The alveoli are actually what fills with milk, and when your baby attaches to the areola of the breast and begins to suck, the aveoli empty into the milk ducts and out the nipple into your baby's mouth.
Stage Two: Buds appear, breast and nipple are raised, fat tissue begins to form and the areola (dark area of skin that surrounds the nipple) enlarges.
In this position, the mother can lift her breast and guide her nipple in any direction as she helps the baby to take in more of the areola.
Once the baby begins to suck, the mother makes sure that the entire dark area around the nipple (areola) is in the baby's mouth.
The quarter cup look fully covers the nipple and areola, but it leaves the top portion of the breasts exposed.
Stage Four: The nipple and areola become raised and form a second mound above the rest of the breast.
Sometimes the areola may get darker or the nipples may change in size or become more erect as well.
Your baby should be feeding on the areola (the darker portion of your breast), not the nipple.
Certain triangle tops don't even cover your full breasts, only the nipple and areola region.

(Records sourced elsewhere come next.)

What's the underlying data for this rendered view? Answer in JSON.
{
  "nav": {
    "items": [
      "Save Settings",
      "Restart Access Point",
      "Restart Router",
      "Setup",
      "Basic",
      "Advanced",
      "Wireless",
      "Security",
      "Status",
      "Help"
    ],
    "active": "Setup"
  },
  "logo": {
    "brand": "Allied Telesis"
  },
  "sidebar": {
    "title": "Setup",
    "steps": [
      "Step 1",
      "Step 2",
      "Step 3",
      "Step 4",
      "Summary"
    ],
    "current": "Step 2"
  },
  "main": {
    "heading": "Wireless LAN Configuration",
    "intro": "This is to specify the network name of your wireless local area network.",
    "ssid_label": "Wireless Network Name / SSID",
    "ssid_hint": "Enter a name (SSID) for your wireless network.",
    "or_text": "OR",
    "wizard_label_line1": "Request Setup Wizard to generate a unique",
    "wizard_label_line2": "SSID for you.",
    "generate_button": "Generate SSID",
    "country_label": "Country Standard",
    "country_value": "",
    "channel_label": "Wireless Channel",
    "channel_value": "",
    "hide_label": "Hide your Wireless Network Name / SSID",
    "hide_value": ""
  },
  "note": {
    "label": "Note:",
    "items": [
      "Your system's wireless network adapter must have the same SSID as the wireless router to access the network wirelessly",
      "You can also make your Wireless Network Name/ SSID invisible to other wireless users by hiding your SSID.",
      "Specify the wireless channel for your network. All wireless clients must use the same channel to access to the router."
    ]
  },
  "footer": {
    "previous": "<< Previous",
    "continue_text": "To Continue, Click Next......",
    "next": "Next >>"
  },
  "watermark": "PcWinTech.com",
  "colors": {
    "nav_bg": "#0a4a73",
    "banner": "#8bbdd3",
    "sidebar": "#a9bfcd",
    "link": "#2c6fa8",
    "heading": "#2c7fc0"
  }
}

Nipple soreness can be a result of the infant not getting a good grasp of the entire areola.